'Overdiagnosis' in breast cancer screening is still not understood
One-third of women who are given information about the potential for overdiagnosis through the National Health Services (NHS) breast screening programme may not fully understand the risks involved, according to new research.
In a survey of approximately 2,200 women, Cancer Research United Kingdom (UK) scientists at University College London (UCL) found that 64% felt they fully understood the information given about overdiagnosis, which is the chance that screening will pick up cancers that would never have gone on to cause any harm.
However, information about overdiagnosis has only been included in the NHS breast screening invitation leaflets since late 2013. So, overdiagnosis is likely to be a new concept for many people.
Yet despite uncertainty over the information they were given, intentions to attend breast screening remained high, with only 7% of women saying they would be less likely to attend screening after receiving the overdiagnosis information. On the other hand, 4% of women said they would be more likely to attend screening after receiving the information. The study was published in the British Journal of Cancer (2014; doi:10.1038/bjc.2014.482).
"While there is clearly room for improvement, the information leaflet does appear to help some women make a decision about whether or not to have breast screening,” said study author Jo Waller, PhD, a researcher at the Health Behaviour Research Centre at UCL. She added, “But the study found that many women still struggle to understand the balance of benefits and harms linked to breast screening, so we need to find better ways to communicate the risks as well as the benefits.”
Overdiagnosis happens because some breast cancers grow so slowly that it would take more than a lifetime for them to threaten a woman's health.
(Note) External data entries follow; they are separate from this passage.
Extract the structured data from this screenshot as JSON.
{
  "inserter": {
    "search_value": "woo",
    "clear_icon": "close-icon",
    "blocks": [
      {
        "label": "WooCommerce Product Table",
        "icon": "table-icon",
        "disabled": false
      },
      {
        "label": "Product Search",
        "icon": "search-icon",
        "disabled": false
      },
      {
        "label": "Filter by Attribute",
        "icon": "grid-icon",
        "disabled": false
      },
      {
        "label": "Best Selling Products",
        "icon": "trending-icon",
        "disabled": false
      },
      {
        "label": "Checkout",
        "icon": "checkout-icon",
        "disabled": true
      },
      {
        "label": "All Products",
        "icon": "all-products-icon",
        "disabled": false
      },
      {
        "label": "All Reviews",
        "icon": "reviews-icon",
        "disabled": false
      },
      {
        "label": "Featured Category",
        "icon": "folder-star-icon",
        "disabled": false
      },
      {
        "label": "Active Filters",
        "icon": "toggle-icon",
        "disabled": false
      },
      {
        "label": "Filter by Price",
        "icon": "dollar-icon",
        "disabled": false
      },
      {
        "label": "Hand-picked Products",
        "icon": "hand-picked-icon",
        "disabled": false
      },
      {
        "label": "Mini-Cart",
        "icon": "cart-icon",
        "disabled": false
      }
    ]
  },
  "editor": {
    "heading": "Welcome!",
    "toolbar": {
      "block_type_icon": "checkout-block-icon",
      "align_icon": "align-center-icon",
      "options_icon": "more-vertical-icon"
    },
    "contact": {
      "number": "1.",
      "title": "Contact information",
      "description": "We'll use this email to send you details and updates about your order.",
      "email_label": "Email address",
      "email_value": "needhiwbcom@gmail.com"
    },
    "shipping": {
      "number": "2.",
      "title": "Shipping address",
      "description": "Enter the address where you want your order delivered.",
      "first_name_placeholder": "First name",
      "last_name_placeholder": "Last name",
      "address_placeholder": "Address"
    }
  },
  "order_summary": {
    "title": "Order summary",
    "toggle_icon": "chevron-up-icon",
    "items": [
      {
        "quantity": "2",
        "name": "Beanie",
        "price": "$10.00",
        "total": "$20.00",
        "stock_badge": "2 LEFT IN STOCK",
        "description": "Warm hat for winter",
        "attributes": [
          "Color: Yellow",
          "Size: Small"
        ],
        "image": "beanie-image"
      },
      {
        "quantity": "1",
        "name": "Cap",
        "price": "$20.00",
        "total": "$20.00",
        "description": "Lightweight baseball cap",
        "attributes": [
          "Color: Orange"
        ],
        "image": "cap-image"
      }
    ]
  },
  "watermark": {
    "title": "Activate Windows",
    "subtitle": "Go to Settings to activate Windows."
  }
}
For every life that is saved through screening, researchers estimate that breast cancer will be overdiagnosed in approximately three women, however; currently there is no way to tell the difference between life-threatening cancers and cancers that are overdiagnosed, either at diagnosis or after treatment.
"We think it's vitally important for women to have clear information about breast screening, the balance of benefits and harms and the fact that they could be diagnosed with and treated for a cancer that might not have caused them harm,” said Sara Hiom, Cancer Research UK's director of early diagnosis. "We are committed to providing quality information that can help women understand the harms and benefits of breast screening, and research like this can help us refine the information we offer to be sure that it is as helpful and understandable as possible.